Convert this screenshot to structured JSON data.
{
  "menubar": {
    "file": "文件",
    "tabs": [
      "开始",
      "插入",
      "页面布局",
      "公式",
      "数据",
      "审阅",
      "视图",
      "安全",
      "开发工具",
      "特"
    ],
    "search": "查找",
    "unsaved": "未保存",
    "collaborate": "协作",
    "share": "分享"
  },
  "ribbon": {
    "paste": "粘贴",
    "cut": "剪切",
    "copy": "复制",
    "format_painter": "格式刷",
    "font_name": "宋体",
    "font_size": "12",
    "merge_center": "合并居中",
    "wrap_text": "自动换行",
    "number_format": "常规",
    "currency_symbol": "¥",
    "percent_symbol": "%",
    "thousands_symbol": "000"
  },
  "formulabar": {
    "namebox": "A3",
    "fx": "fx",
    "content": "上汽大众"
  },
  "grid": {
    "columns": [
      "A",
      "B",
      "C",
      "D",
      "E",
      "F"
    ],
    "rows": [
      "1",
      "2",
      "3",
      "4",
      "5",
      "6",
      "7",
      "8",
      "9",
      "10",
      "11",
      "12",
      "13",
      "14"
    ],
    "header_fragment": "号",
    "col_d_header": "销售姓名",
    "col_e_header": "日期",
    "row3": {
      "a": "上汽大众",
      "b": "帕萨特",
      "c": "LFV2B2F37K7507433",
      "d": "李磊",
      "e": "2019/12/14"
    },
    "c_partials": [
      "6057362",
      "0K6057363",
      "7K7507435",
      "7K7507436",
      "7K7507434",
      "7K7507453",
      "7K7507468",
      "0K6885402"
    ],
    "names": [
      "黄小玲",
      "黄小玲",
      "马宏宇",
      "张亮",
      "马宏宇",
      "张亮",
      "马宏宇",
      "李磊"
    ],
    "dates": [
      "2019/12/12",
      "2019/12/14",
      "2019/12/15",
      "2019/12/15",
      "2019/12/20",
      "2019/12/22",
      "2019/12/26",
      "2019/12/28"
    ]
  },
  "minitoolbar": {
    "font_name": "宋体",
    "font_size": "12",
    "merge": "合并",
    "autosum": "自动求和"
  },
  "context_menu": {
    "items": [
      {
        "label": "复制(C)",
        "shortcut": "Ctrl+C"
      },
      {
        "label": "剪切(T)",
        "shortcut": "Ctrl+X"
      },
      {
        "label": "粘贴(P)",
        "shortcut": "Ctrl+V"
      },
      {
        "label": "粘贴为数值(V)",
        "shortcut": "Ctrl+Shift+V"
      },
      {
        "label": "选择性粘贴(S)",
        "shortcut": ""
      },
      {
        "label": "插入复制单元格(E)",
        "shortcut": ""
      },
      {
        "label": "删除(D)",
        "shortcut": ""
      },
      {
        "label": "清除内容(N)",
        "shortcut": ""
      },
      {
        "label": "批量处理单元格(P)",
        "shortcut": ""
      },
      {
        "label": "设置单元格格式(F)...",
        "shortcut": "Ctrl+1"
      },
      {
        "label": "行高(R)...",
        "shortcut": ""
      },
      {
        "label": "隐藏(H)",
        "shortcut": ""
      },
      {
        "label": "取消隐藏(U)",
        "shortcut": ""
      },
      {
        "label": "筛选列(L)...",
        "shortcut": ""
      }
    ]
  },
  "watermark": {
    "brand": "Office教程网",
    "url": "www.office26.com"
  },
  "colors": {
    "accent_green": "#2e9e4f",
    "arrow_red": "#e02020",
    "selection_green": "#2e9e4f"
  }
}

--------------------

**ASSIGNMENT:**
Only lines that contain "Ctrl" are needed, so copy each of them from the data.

**ANSWER TO THIS EXERCISE:**
        "shortcut": "Ctrl+C"
        "shortcut": "Ctrl+X"
        "shortcut": "Ctrl+V"
        "shortcut": "Ctrl+Shift+V"
        "shortcut": "Ctrl+1"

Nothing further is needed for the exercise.